_Exercise brief_
Read through the data, and wherever a line holds the word "name", write that line out.

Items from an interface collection
== Segment start ==

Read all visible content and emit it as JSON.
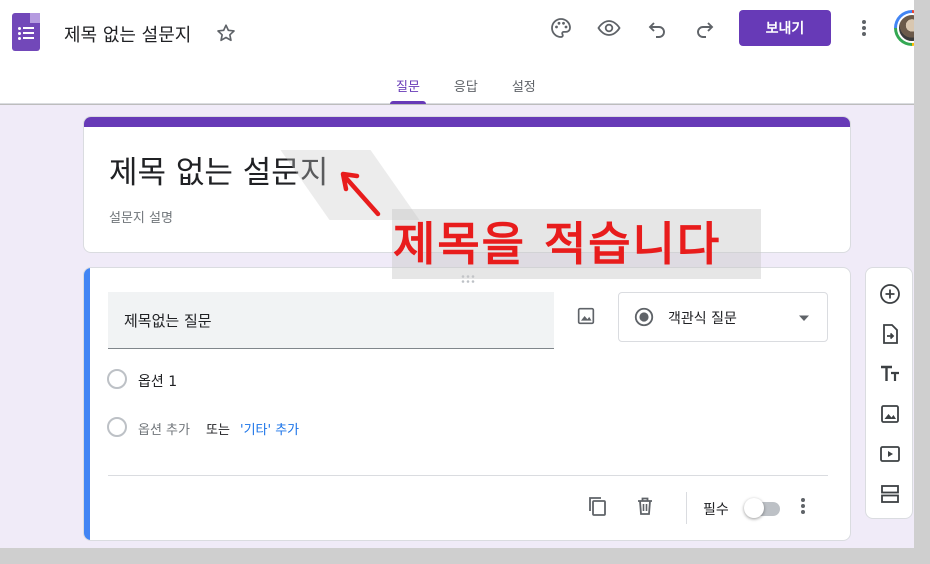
{
  "header": {
    "doc_title": "제목 없는 설문지",
    "send_label": "보내기",
    "icons": [
      "palette-icon",
      "preview-eye-icon",
      "undo-icon",
      "redo-icon",
      "more-vert-icon"
    ]
  },
  "tabs": [
    {
      "label": "질문",
      "active": true
    },
    {
      "label": "응답",
      "active": false
    },
    {
      "label": "설정",
      "active": false
    }
  ],
  "form": {
    "title": "제목 없는 설문지",
    "description_placeholder": "설문지 설명"
  },
  "annotation": {
    "text": "제목을 적습니다",
    "color": "#e81c1c"
  },
  "question": {
    "title": "제목없는 질문",
    "type_label": "객관식 질문",
    "options": [
      "옵션 1"
    ],
    "add_option": "옵션 추가",
    "or_word": "또는",
    "add_other": "'기타' 추가",
    "required_label": "필수",
    "required": false
  },
  "colors": {
    "accent": "#673ab7",
    "question_accent": "#4285f4",
    "background": "#f0ebf8"
  },
  "side_toolbar": [
    "add-question-icon",
    "import-questions-icon",
    "add-title-icon",
    "add-image-icon",
    "add-video-icon",
    "add-section-icon"
  ]
}
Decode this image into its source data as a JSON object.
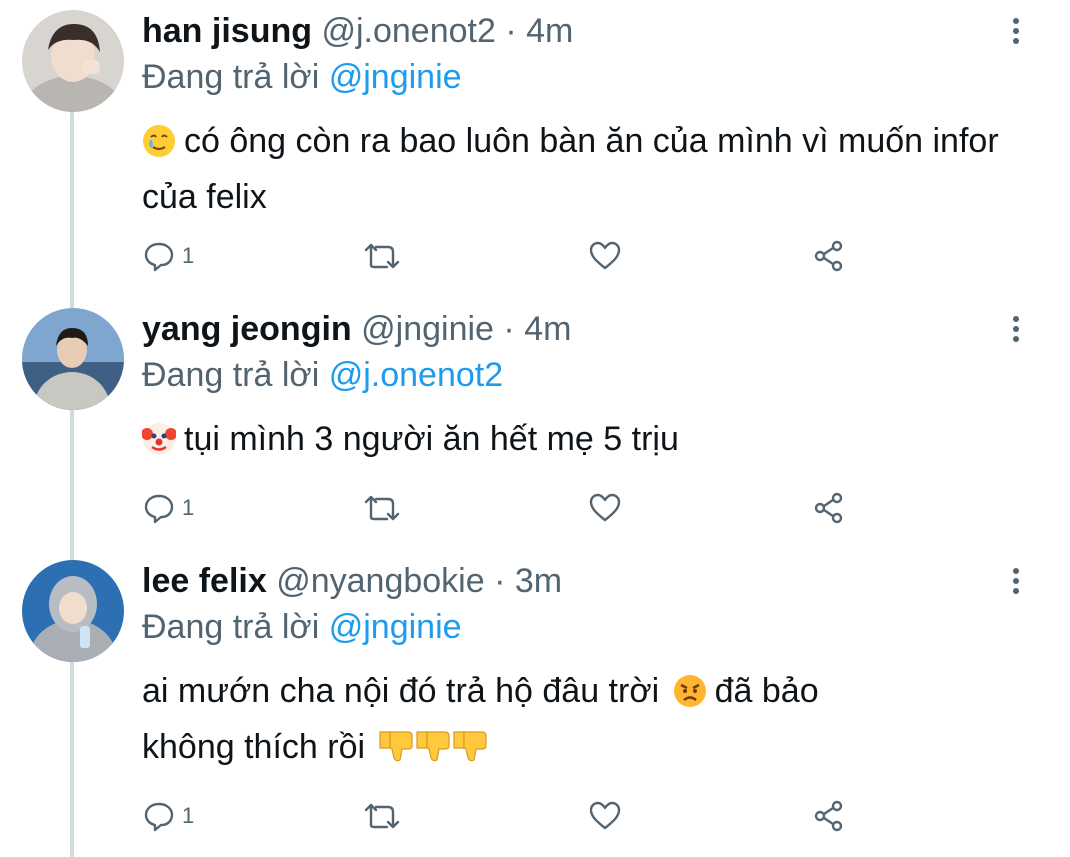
{
  "tweets": [
    {
      "name": "han jisung",
      "handle": "@j.onenot2",
      "separator": "·",
      "time": "4m",
      "reply_prefix": "Đang trả lời",
      "reply_to": "@jnginie",
      "emoji_lead": "crying-smile-emoji",
      "text": "có ông còn ra bao luôn bàn ăn của mình vì muốn infor của felix",
      "reply_count": "1"
    },
    {
      "name": "yang jeongin",
      "handle": "@jnginie",
      "separator": "·",
      "time": "4m",
      "reply_prefix": "Đang trả lời",
      "reply_to": "@j.onenot2",
      "emoji_lead": "clown-emoji",
      "text": "tụi mình 3 người ăn hết mẹ 5 trịu",
      "reply_count": "1"
    },
    {
      "name": "lee felix",
      "handle": "@nyangbokie",
      "separator": "·",
      "time": "3m",
      "reply_prefix": "Đang trả lời",
      "reply_to": "@jnginie",
      "text_part1": "ai mướn cha nội đó trả hộ đâu trời",
      "emoji_mid": "angry-face-emoji",
      "text_part2": "đã bảo",
      "text_line2": "không thích rồi",
      "emoji_trail": "thumbs-down-emoji x3",
      "reply_count": "1"
    }
  ],
  "colors": {
    "accent": "#1d9bf0",
    "muted": "#536471",
    "text": "#0f1419",
    "thread_line": "#cfd9de"
  },
  "icons": [
    "reply-icon",
    "retweet-icon",
    "like-icon",
    "share-icon",
    "more-icon"
  ]
}
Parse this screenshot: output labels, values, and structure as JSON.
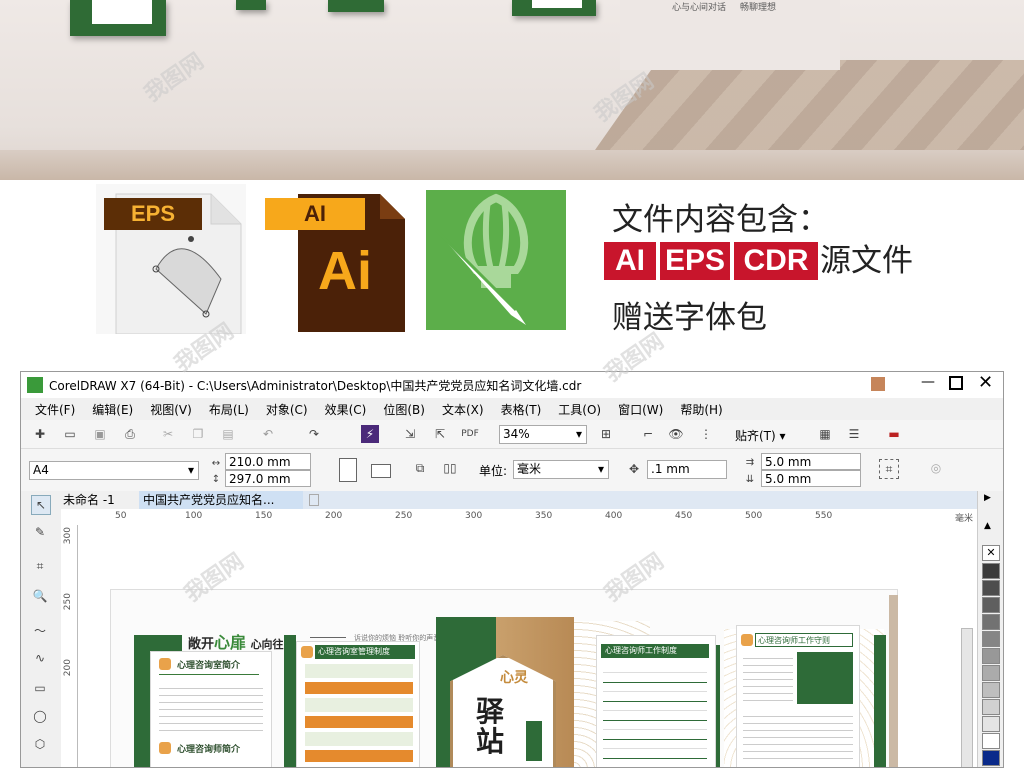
{
  "hero": {
    "title": "文件内容包含：",
    "tags": [
      "AI",
      "EPS",
      "CDR"
    ],
    "tags_suffix": "源文件",
    "line2": "赠送字体包",
    "icons": [
      {
        "name": "eps-file-icon",
        "label": "EPS"
      },
      {
        "name": "ai-file-icon",
        "label": "AI",
        "big": "Ai"
      },
      {
        "name": "cdr-file-icon"
      }
    ],
    "tag_color": "#c8152c"
  },
  "room": {
    "wall_text_1": "心与心间对话",
    "wall_text_2": "畅聊理想"
  },
  "watermark": "我图网",
  "window": {
    "title": "CorelDRAW X7 (64-Bit) - C:\\Users\\Administrator\\Desktop\\中国共产党党员应知名词文化墙.cdr",
    "menu": [
      "文件(F)",
      "编辑(E)",
      "视图(V)",
      "布局(L)",
      "对象(C)",
      "效果(C)",
      "位图(B)",
      "文本(X)",
      "表格(T)",
      "工具(O)",
      "窗口(W)",
      "帮助(H)"
    ],
    "zoom": "34%",
    "snap_label": "贴齐(T)",
    "page_size": "A4",
    "width": "210.0 mm",
    "height": "297.0 mm",
    "unit_label": "单位:",
    "unit": "毫米",
    "nudge": ".1 mm",
    "dup_x": "5.0 mm",
    "dup_y": "5.0 mm",
    "doc_tabs": [
      "未命名 -1",
      "中国共产党党员应知名..."
    ],
    "ruler_h": [
      "50",
      "100",
      "150",
      "200",
      "250",
      "300",
      "350",
      "400",
      "450",
      "500",
      "550"
    ],
    "ruler_unit": "毫米",
    "ruler_v": [
      "300",
      "250",
      "200"
    ],
    "palette": [
      "#3a3a3a",
      "#4d4d4d",
      "#5f5f5f",
      "#727272",
      "#858585",
      "#989898",
      "#ababab",
      "#bebebe",
      "#d1d1d1",
      "#e4e4e4",
      "#ffffff",
      "#0a2a8a"
    ]
  },
  "design": {
    "header_a": "敞开",
    "header_b": "心扉",
    "header_c": "心向往之",
    "header_sub": "诉说你的烦恼 聆听你的声音",
    "panel1_title": "心理咨询室简介",
    "panel1_title2": "心理咨询师简介",
    "panel2_title": "心理咨询室管理制度",
    "center_a": "心灵",
    "center_b": "驿站",
    "panel3_title": "心理咨询师工作制度",
    "panel4_title": "心理咨询师工作守则"
  }
}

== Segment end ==

_Task answer_
      "name": "han jisung",
      "name": "yang jeongin",
      "name": "lee felix",
        "name": "eps-file-icon",
        "name": "ai-file-icon",
        "name": "cdr-file-icon"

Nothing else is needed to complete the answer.